In the material below, find each line with the string "right" and copy it.

Top of Dataset

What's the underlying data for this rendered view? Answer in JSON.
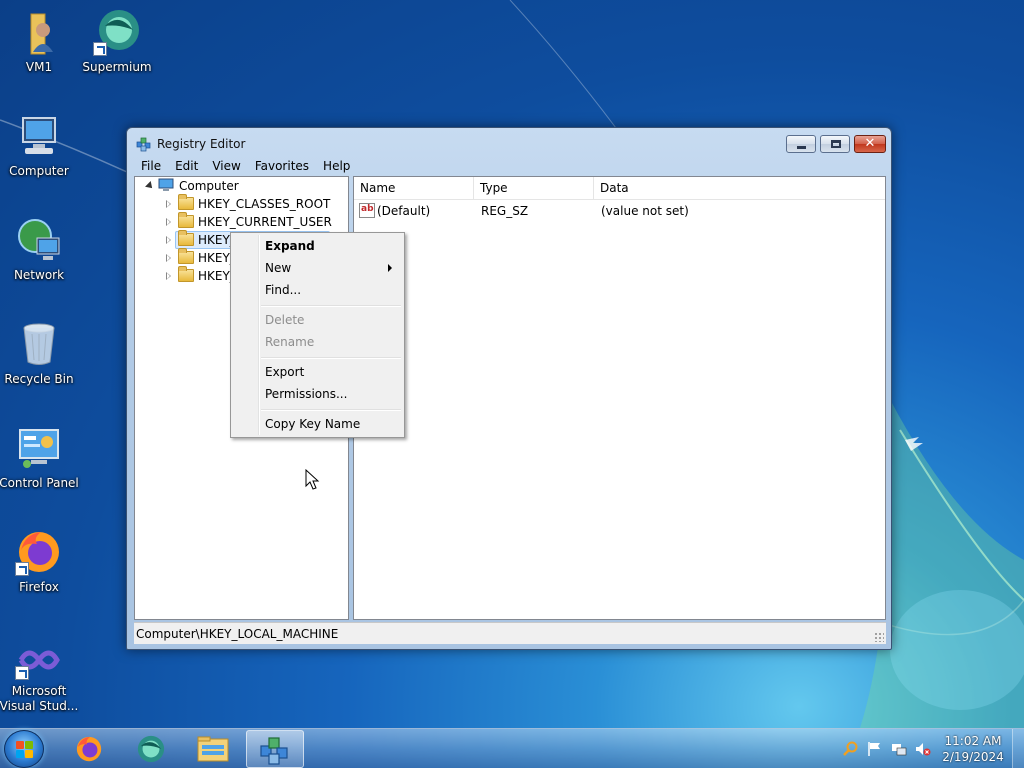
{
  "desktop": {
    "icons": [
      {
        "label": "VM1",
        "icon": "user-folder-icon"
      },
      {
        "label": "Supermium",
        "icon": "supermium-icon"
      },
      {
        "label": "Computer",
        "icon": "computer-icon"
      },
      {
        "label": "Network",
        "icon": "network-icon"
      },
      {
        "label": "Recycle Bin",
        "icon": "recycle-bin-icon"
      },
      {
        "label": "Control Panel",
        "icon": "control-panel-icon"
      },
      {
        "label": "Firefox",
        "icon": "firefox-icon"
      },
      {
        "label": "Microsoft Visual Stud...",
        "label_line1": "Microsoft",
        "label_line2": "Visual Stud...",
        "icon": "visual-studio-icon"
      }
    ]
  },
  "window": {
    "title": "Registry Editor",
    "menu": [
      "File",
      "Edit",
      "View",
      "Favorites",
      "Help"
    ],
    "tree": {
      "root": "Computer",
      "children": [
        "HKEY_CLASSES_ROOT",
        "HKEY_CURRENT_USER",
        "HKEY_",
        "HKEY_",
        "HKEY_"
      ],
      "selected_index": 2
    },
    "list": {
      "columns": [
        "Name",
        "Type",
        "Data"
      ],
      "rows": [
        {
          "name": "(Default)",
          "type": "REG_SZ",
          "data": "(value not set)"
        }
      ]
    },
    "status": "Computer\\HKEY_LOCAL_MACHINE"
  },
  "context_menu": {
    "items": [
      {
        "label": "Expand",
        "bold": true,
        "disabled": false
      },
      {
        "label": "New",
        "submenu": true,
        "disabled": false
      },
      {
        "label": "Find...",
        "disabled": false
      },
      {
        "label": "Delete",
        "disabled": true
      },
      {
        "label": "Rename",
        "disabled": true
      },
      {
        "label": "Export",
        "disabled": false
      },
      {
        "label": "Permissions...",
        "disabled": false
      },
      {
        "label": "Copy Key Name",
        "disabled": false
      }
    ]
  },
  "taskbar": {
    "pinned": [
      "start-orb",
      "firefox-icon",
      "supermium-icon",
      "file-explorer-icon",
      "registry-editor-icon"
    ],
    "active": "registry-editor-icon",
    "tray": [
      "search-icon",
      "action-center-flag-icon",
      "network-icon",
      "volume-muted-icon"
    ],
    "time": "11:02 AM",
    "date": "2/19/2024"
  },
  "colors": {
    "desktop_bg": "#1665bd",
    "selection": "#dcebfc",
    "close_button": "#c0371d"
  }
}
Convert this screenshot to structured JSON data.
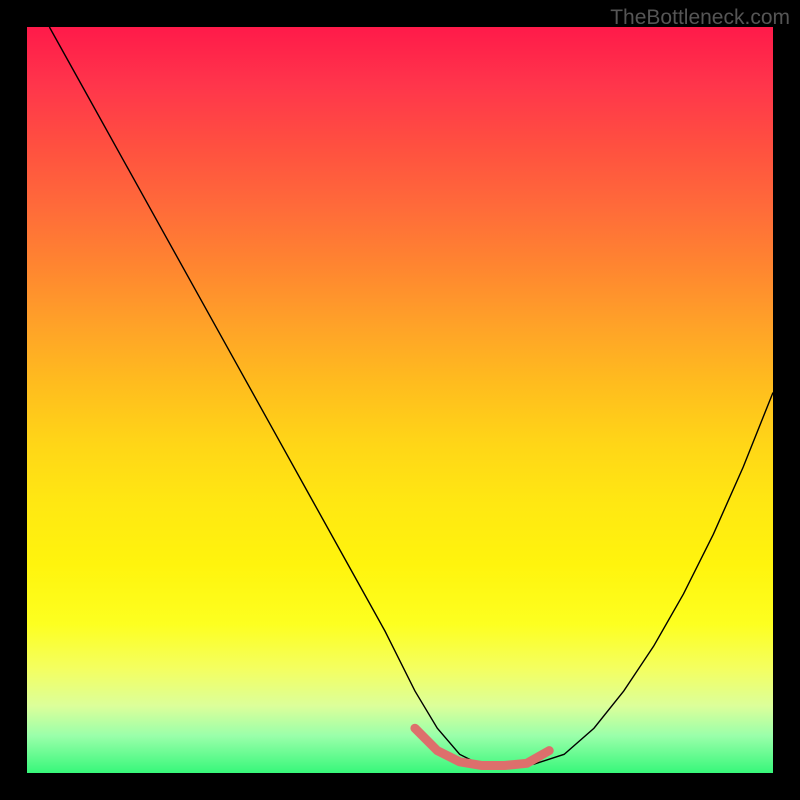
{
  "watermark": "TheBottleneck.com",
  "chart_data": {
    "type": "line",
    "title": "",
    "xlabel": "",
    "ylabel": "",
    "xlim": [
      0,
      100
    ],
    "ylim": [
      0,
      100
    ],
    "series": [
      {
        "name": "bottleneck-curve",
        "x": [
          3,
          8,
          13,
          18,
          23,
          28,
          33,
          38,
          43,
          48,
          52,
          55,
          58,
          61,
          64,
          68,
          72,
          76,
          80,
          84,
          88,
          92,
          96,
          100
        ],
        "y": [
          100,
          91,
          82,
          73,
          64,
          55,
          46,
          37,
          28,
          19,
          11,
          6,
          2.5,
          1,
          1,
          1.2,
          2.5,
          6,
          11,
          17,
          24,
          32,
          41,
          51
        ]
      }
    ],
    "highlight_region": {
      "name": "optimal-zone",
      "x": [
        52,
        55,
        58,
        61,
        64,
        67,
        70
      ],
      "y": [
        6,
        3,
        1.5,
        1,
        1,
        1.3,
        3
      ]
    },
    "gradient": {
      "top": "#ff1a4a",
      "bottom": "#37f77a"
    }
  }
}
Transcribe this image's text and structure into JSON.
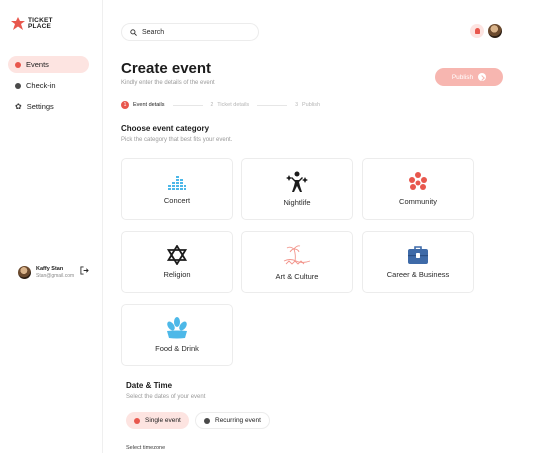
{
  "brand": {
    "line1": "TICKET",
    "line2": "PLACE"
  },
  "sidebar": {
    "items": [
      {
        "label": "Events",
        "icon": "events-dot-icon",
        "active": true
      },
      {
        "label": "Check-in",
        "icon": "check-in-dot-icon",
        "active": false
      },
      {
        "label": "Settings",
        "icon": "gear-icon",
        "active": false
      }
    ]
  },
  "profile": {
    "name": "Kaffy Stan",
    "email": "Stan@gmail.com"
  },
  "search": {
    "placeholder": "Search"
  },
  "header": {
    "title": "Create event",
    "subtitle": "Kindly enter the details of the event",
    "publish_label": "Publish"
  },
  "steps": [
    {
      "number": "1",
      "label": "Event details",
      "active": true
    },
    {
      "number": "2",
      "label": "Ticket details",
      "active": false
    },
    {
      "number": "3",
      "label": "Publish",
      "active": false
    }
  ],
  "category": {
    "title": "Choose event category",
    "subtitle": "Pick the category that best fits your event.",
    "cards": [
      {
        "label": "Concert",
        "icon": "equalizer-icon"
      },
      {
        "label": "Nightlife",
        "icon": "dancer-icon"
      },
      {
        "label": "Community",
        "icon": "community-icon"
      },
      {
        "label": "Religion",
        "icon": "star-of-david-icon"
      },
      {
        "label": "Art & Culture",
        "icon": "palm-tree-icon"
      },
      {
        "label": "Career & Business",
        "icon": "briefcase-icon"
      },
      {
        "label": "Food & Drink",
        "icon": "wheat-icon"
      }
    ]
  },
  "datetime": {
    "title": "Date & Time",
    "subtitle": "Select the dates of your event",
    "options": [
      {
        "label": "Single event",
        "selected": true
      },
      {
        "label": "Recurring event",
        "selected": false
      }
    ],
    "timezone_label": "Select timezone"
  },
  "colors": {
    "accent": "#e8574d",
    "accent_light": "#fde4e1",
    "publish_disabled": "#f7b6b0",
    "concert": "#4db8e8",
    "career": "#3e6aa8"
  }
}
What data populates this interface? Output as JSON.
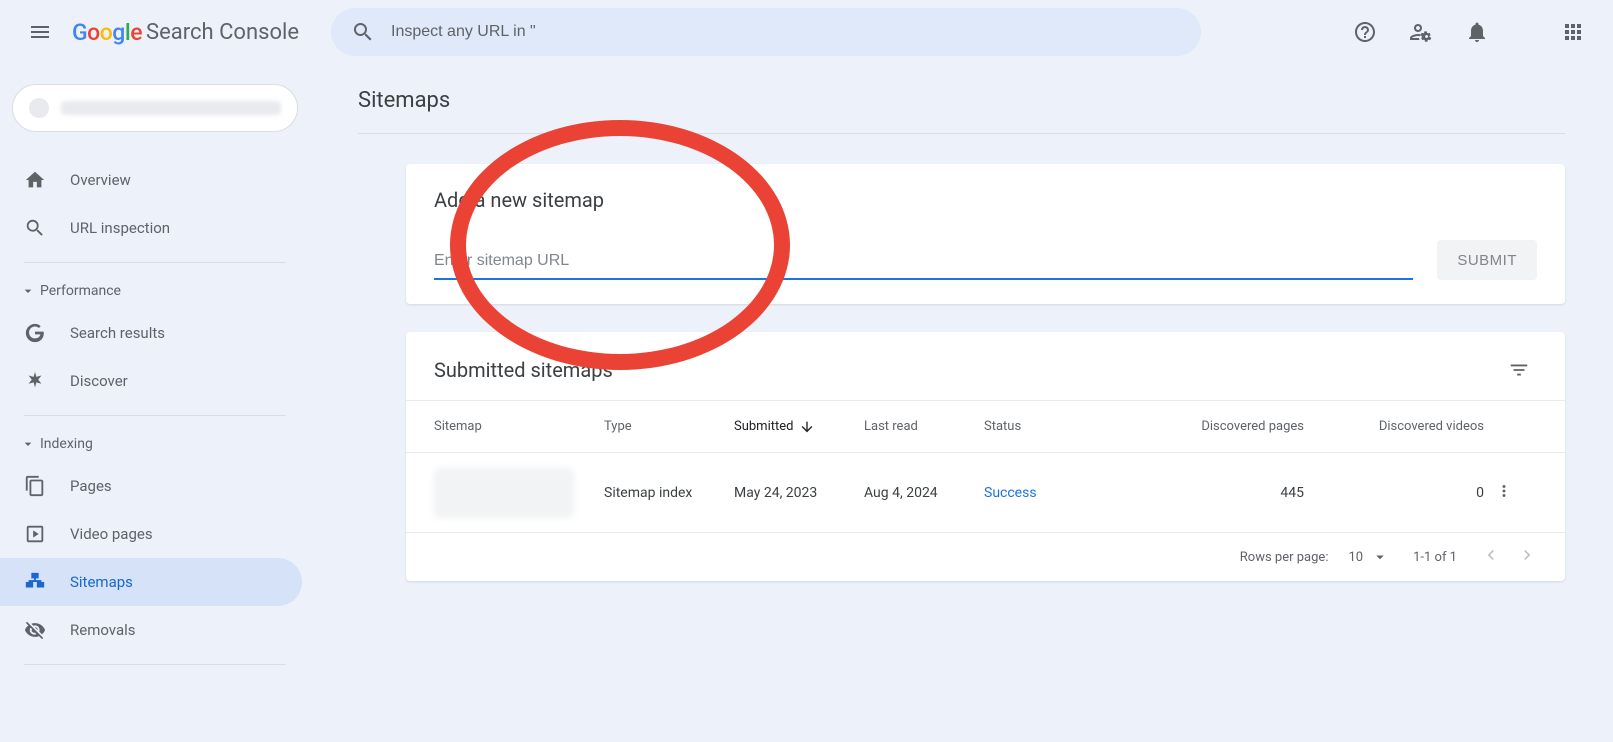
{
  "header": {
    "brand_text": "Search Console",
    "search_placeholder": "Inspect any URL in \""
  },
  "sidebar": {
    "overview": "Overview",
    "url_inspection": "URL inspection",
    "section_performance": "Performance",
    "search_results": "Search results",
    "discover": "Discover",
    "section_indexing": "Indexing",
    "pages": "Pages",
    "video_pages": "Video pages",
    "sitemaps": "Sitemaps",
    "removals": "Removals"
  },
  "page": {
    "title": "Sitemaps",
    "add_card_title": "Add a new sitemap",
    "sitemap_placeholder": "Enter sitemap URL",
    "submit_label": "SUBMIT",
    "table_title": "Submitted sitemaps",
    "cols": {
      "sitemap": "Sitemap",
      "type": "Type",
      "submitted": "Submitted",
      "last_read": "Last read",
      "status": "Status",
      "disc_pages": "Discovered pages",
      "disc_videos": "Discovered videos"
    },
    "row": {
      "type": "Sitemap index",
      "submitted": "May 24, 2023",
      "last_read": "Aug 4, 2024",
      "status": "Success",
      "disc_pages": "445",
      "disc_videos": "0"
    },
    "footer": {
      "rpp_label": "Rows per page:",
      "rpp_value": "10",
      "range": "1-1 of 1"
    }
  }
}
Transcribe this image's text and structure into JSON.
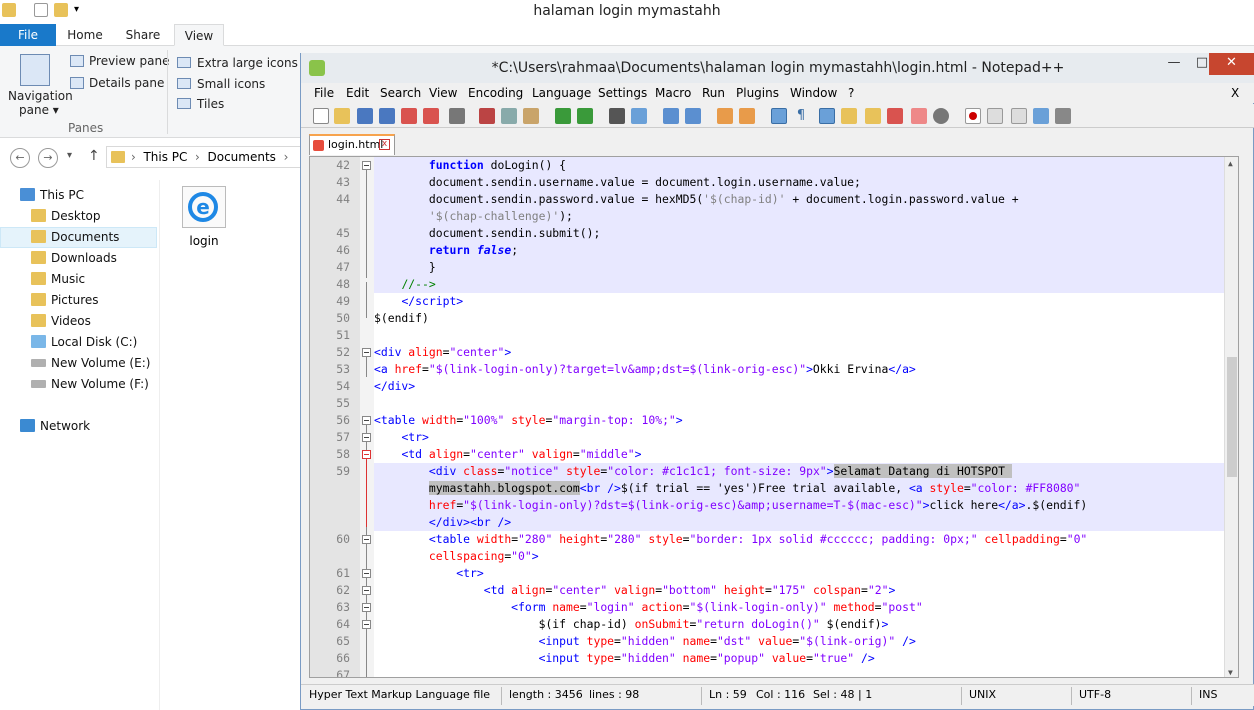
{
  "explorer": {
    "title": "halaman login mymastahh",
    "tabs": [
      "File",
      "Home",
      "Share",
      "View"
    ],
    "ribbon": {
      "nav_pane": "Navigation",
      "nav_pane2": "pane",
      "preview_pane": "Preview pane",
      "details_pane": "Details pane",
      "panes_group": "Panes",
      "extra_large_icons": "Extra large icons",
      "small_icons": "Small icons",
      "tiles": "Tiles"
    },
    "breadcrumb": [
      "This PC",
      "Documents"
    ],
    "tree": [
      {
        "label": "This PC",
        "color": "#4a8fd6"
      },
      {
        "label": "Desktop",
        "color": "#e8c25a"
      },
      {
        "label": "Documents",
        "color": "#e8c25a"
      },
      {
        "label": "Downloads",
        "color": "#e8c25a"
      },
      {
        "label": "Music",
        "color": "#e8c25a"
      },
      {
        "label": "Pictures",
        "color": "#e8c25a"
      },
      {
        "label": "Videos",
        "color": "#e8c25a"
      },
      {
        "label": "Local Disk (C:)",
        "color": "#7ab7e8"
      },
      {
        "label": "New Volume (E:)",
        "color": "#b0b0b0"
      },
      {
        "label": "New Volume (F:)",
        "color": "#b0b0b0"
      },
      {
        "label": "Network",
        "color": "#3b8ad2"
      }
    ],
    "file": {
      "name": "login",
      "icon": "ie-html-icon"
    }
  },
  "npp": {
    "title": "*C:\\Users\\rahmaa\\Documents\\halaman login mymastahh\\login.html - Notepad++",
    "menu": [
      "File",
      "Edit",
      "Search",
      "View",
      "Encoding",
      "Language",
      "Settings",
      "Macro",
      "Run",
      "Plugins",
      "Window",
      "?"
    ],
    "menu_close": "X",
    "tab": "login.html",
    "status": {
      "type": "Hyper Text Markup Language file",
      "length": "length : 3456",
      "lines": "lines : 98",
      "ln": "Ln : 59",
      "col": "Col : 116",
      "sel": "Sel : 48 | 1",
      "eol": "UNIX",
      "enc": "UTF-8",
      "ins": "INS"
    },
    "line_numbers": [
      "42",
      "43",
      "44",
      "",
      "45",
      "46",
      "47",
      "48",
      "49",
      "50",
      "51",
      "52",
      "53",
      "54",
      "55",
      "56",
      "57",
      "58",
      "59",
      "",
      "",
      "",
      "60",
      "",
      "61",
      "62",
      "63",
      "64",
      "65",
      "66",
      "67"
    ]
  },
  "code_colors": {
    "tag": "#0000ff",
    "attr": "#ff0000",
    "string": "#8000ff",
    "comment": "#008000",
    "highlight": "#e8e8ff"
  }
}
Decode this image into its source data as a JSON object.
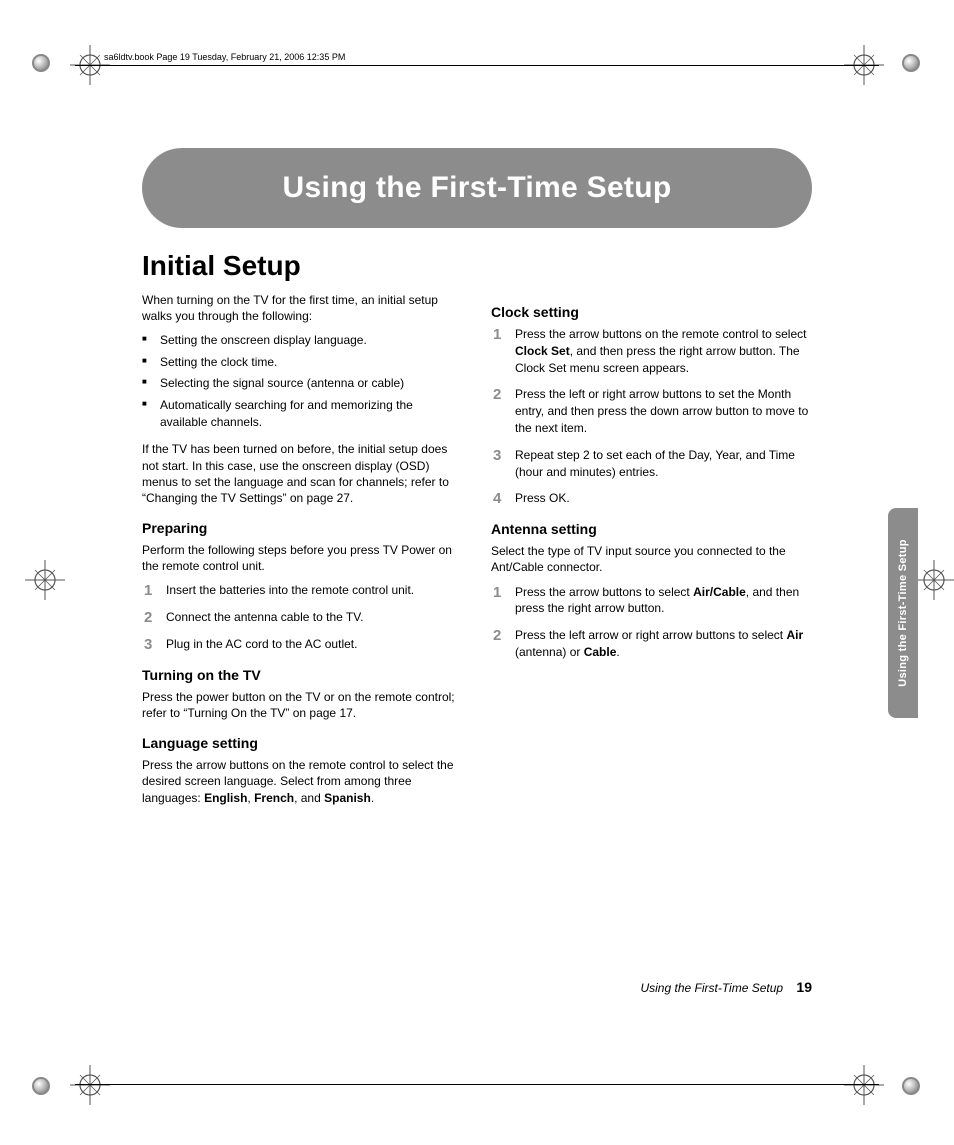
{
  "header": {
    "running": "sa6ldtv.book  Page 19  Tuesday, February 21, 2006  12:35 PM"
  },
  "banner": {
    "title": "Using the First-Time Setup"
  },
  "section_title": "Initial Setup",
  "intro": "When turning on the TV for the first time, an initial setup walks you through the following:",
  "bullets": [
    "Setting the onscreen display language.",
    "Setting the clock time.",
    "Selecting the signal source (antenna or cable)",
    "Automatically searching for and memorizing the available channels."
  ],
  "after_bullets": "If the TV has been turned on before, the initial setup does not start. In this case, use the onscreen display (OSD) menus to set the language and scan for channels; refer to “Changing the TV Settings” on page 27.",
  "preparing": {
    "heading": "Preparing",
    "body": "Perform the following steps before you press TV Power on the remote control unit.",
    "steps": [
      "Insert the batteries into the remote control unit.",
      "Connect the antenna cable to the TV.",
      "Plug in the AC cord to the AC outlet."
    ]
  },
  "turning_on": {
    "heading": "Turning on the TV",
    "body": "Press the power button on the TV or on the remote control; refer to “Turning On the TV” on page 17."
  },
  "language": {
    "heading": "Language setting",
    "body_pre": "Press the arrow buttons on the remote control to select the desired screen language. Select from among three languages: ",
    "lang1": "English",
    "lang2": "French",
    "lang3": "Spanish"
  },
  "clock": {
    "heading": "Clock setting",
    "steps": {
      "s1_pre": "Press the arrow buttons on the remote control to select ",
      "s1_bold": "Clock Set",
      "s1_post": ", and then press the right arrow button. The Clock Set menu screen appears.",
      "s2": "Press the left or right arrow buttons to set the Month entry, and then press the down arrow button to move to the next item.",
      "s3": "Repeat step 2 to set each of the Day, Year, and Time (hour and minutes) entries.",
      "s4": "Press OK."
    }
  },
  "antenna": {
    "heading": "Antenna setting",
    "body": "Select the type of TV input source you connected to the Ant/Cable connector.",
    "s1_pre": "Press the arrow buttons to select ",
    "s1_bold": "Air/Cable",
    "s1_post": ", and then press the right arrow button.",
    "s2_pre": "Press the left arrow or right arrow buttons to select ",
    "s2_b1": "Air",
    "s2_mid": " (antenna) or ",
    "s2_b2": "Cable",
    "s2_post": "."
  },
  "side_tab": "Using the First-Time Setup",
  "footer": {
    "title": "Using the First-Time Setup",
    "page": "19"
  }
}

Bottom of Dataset

Solution to the exercise:
      "s1_post": ", and then press the right arrow button. The Clock Set menu screen appears.",
      "s2": "Press the left or right arrow buttons to set the Month entry, and then press the down arrow button to move to the next item.",
    "s1_post": ", and then press the right arrow button.",
    "s2_pre": "Press the left arrow or right arrow buttons to select ",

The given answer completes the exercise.